    Siebel is the latest in a line of relentless acquisitions by Oracle, following the capture of PeopleSoft, and will enhance Oracle's existing collection of middleware applications.

    Even before the Siebel takeover was announced Sept. 12, Oracle had embarked on a major overhaul of its product lines. Dubbed Project Fusion, the effort is meant to combine the best of functionality from the Oracle E-Business Suite, PeopleSoft Enterprise and the J.D. Edwards Enterprise One suites.

    It is not yet clear whether the supplier intends to blend Siebel and its other acquired CRM (customer relationship management) products into one application, but some U.K. technology managers are worried.

    Martyn Tinsley, the Siebel development and support manager at the Leeds City Council, said he is extremely concerned about losing support for his Siebel CRM systems.

    "As a large customer of Oracle and Siebel we are concerned. The marketing material we have received is suggesting Siebel will be the primary application in Oracle's Fusion Suite," he said.

    Siebel's own ignorance about the future of its CRM applications is causing concern among customers, Tinsley said. "At the moment we don't have enough information. We contacted Siebel, and they said they don't know what is going to happen yet. An issue we have is that Oracle ceases support for new products very quickly and Siebel supports old applications for a long time, so there is this difference in mentality of the two suppliers."

    Tinsley was also concerned that potential staff losses would affect the level of support Leeds City Council receives.

    Mark Pitcher, systems manager at the Rotherham Metropolitan Borough Council, acknowledged that he is also very concerned about the acquisition, which could force him to migrate to another supplier.

    "At the moment we are using Siebel on an SQL Server database, so this could have major implications if Oracle starts trying to make us move to Oracle applications," Pitcher said.

    Others are worried that their hefty investments in Siebel software will be pointless if Oracle re-engineers the technology or requires customers to migrate to Oracle platforms.

    Jo Williams, head of information at the Tower Hamlets London Borough Council, said she believes the move spells disaster for loyal Siebel users.

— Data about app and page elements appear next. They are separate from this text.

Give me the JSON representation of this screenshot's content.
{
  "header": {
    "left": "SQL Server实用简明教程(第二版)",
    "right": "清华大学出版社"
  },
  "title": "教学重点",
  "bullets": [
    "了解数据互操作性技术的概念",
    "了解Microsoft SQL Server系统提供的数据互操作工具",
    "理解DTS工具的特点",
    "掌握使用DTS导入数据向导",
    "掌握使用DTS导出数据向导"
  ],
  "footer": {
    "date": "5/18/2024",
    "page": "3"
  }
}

    "We have spent a lot of time and money installing Siebel, and we are not going to be happy if Oracle forces us to change applications," she said. "How quickly they force us to re-implement--or if Oracle buys up most of the other CRM vendors--remains to be seen."

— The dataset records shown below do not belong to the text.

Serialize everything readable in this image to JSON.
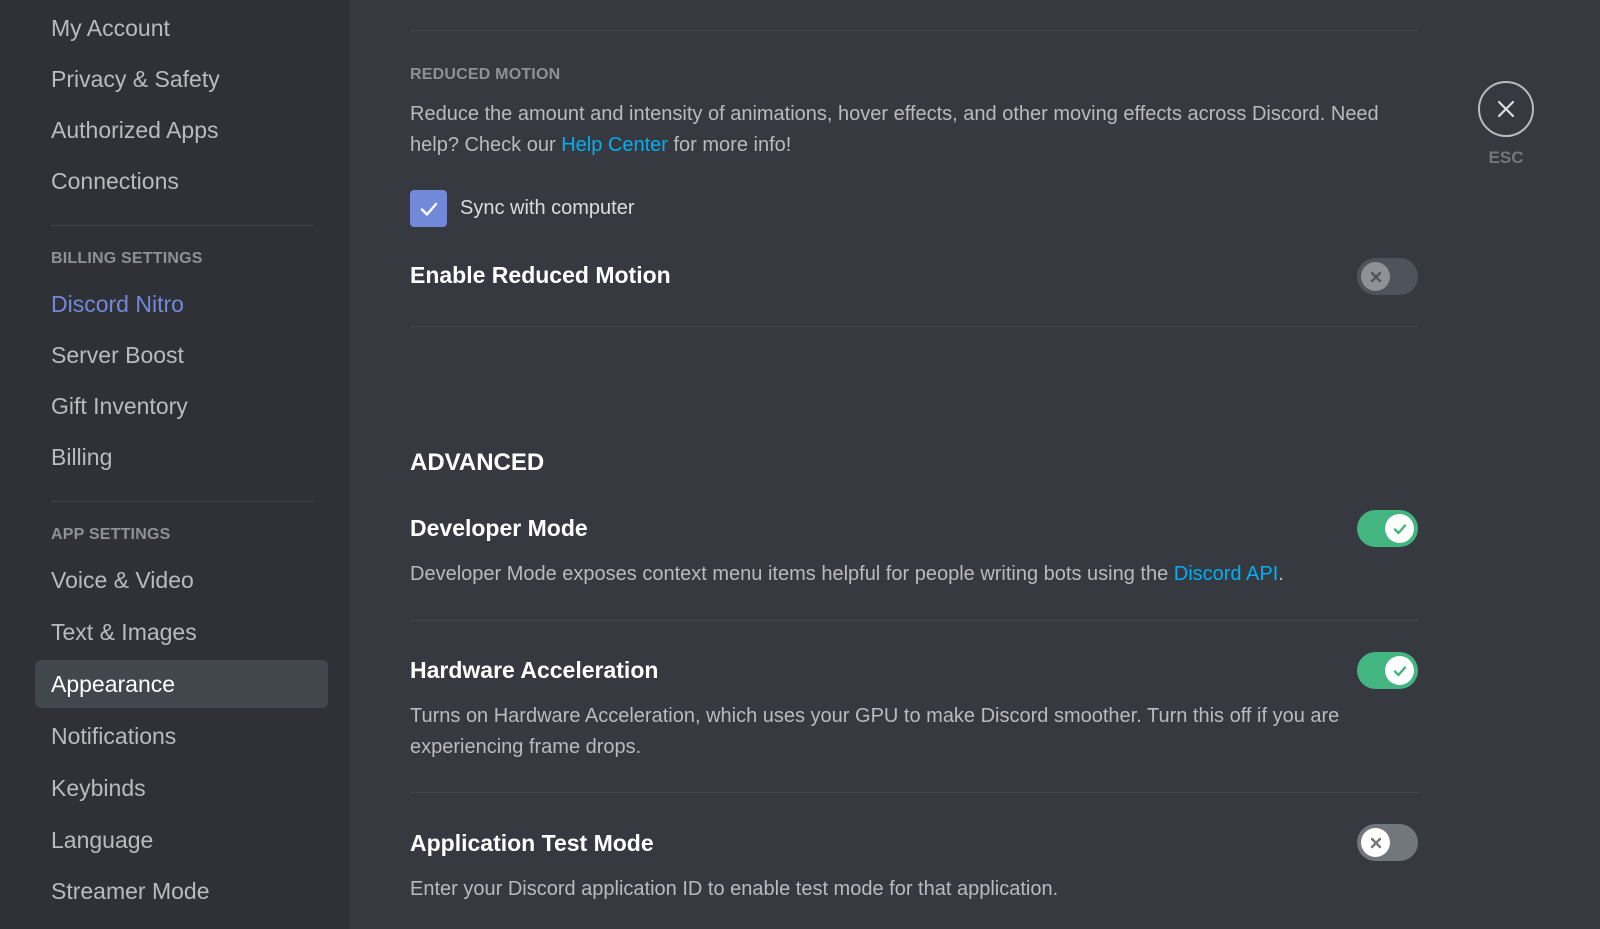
{
  "sidebar": {
    "user_items": [
      {
        "label": "My Account"
      },
      {
        "label": "Privacy & Safety"
      },
      {
        "label": "Authorized Apps"
      },
      {
        "label": "Connections"
      }
    ],
    "billing_header": "BILLING SETTINGS",
    "billing_items": [
      {
        "label": "Discord Nitro"
      },
      {
        "label": "Server Boost"
      },
      {
        "label": "Gift Inventory"
      },
      {
        "label": "Billing"
      }
    ],
    "app_header": "APP SETTINGS",
    "app_items": [
      {
        "label": "Voice & Video"
      },
      {
        "label": "Text & Images"
      },
      {
        "label": "Appearance"
      },
      {
        "label": "Notifications"
      },
      {
        "label": "Keybinds"
      },
      {
        "label": "Language"
      },
      {
        "label": "Streamer Mode"
      }
    ],
    "selected_item": "Appearance"
  },
  "reduced_motion": {
    "header": "REDUCED MOTION",
    "desc_part1": "Reduce the amount and intensity of animations, hover effects, and other moving effects across Discord. Need help? Check our ",
    "help_link": "Help Center",
    "desc_part2": " for more info!",
    "sync_label": "Sync with computer",
    "sync_checked": true,
    "enable_label": "Enable Reduced Motion",
    "enable_state": "off-disabled"
  },
  "advanced": {
    "header": "ADVANCED",
    "developer_mode": {
      "title": "Developer Mode",
      "desc": "Developer Mode exposes context menu items helpful for people writing bots using the ",
      "link": "Discord API",
      "desc_end": ".",
      "enabled": true
    },
    "hardware_acceleration": {
      "title": "Hardware Acceleration",
      "desc": "Turns on Hardware Acceleration, which uses your GPU to make Discord smoother. Turn this off if you are experiencing frame drops.",
      "enabled": true
    },
    "app_test_mode": {
      "title": "Application Test Mode",
      "desc": "Enter your Discord application ID to enable test mode for that application.",
      "enabled": false
    }
  },
  "close": {
    "label": "ESC"
  },
  "colors": {
    "sidebar_bg": "#2f3136",
    "content_bg": "#36393f",
    "accent": "#7289da",
    "toggle_on": "#43b581",
    "toggle_off": "#72767d",
    "link": "#00aff4"
  }
}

    Some industry experts said the takeover could lead to turbulence in the industry.

    Sharon Mertz, an analyst at market researcher Gartner, warned of future instability within the CRM market.

    "Buyer indecision or difficulty closing the deal may create volatility in the significant part of the market represented by PeopleSoft and Siebel, which hold 17.4 percent of the market share between them," she said in a statement. That figure is equal to the market share of the current leader, SAP, she noted.

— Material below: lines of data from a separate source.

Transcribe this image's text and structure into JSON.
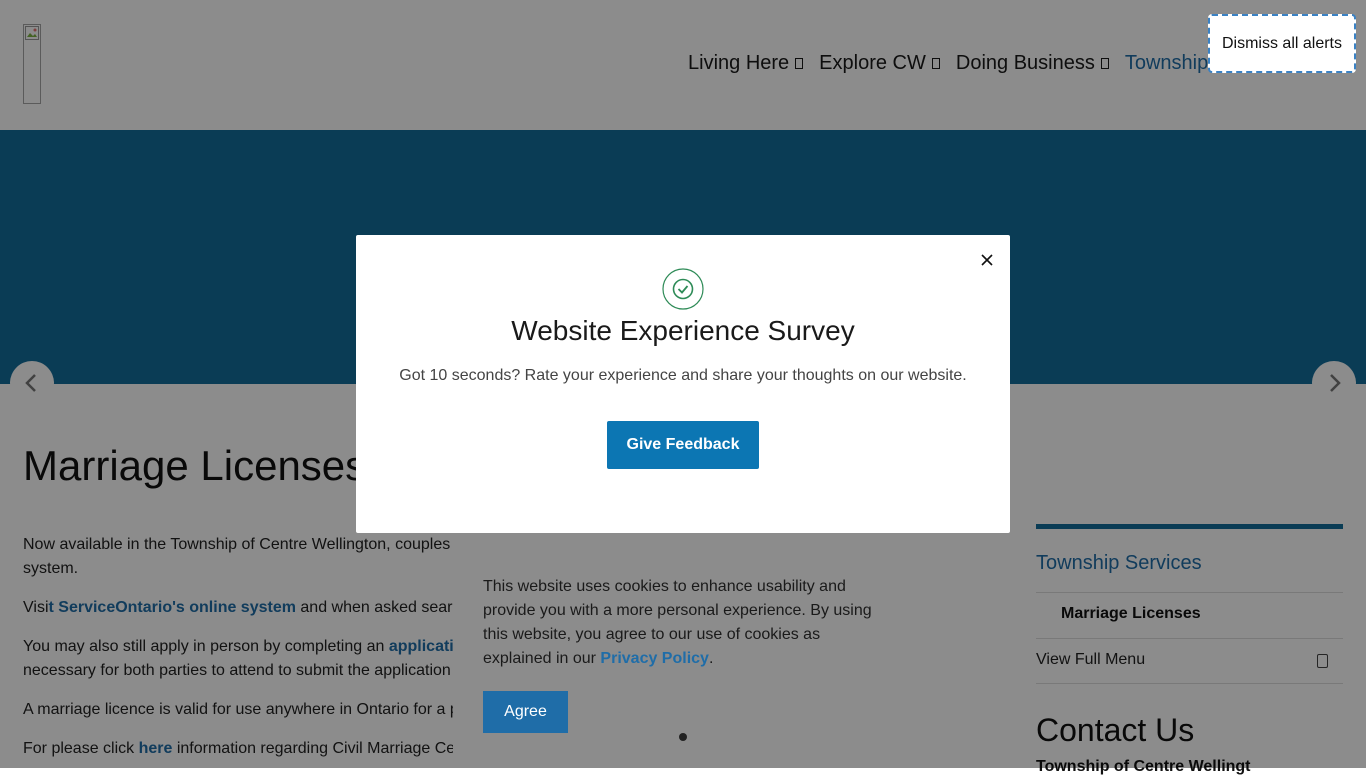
{
  "header": {
    "nav": [
      {
        "label": "Living Here"
      },
      {
        "label": "Explore CW"
      },
      {
        "label": "Doing Business"
      },
      {
        "label": "Township"
      }
    ],
    "dismiss_alerts": "Dismiss all alerts"
  },
  "main": {
    "title": "Marriage Licenses",
    "p1_line1": "Now available in the Township of Centre Wellington, couples",
    "p1_line2": "system.",
    "p2_prefix": "Visi",
    "p2_link": "t ServiceOntario's online system",
    "p2_suffix": " and when asked sear",
    "p3_prefix": "You may also still apply in person by completing an ",
    "p3_link": "applicati",
    "p3_line2": "necessary for both parties to attend to submit the application",
    "p4": "A marriage licence is valid for use anywhere in Ontario for a p",
    "p5_prefix": "For please click ",
    "p5_link": "here",
    "p5_suffix": " information regarding Civil Marriage Ce"
  },
  "sidebar": {
    "heading": "Township Services",
    "current": "Marriage Licenses",
    "full_menu": "View Full Menu",
    "contact_heading": "Contact Us",
    "contact_sub": "Township of Centre Wellingt"
  },
  "modal": {
    "title": "Website Experience Survey",
    "text": "Got 10 seconds? Rate your experience and share your thoughts on our website.",
    "button": "Give Feedback"
  },
  "cookie": {
    "text": "This website uses cookies to enhance usability and provide you with a more personal experience. By using this website, you agree to our use of cookies as explained in our ",
    "link": "Privacy Policy",
    "end": ".",
    "agree": "Agree"
  },
  "colors": {
    "brand": "#136d9b",
    "link": "#1f6da8",
    "button": "#0c76b3",
    "check": "#2e8b57"
  },
  "icons": [
    "broken-image-icon",
    "caret-icon",
    "chevron-left-icon",
    "chevron-right-icon",
    "close-icon",
    "check-circle-icon",
    "menu-toggle-icon"
  ]
}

    "This environment could negatively impact the compound annual growth rate...of the CRM market by as much as two to three percentage points as Siebel and PeopleSoft customers either move to other vendors or wait for Oracle to deliver Fusion, its next-generation application suite and underlying technology stack," Mertz added.

    But AMR Research said that Siebel customers will benefit from the acquisition because Oracle is expected to support Siebel for quite a while.

    "It?s the latest in a string of acquisitions Oracle has made to grow its applications business. For Siebel and its customers, this acquisition offers a graceful exit strategy. Siebel founder and chairman Tom Siebel acknowledged that there has been a ?shift in market dynamics? with more customers opting for integrated application suites from Oracle and SAP rather than the best-of-breed systems that Siebel offers," the market researcher said.

    "We expect Oracle to sell, support, and enhance the current Siebel products for many years, even as they work to incorporate Siebel?s functionality into the next-generation Fusion product line," AMR added. "Oracle has gained credibility by providing strong support and enhancements to its recently acquired PeopleSoft customers, which should reassure Siebel customers."

    Karen Gomm of ZDNet UK reported from London.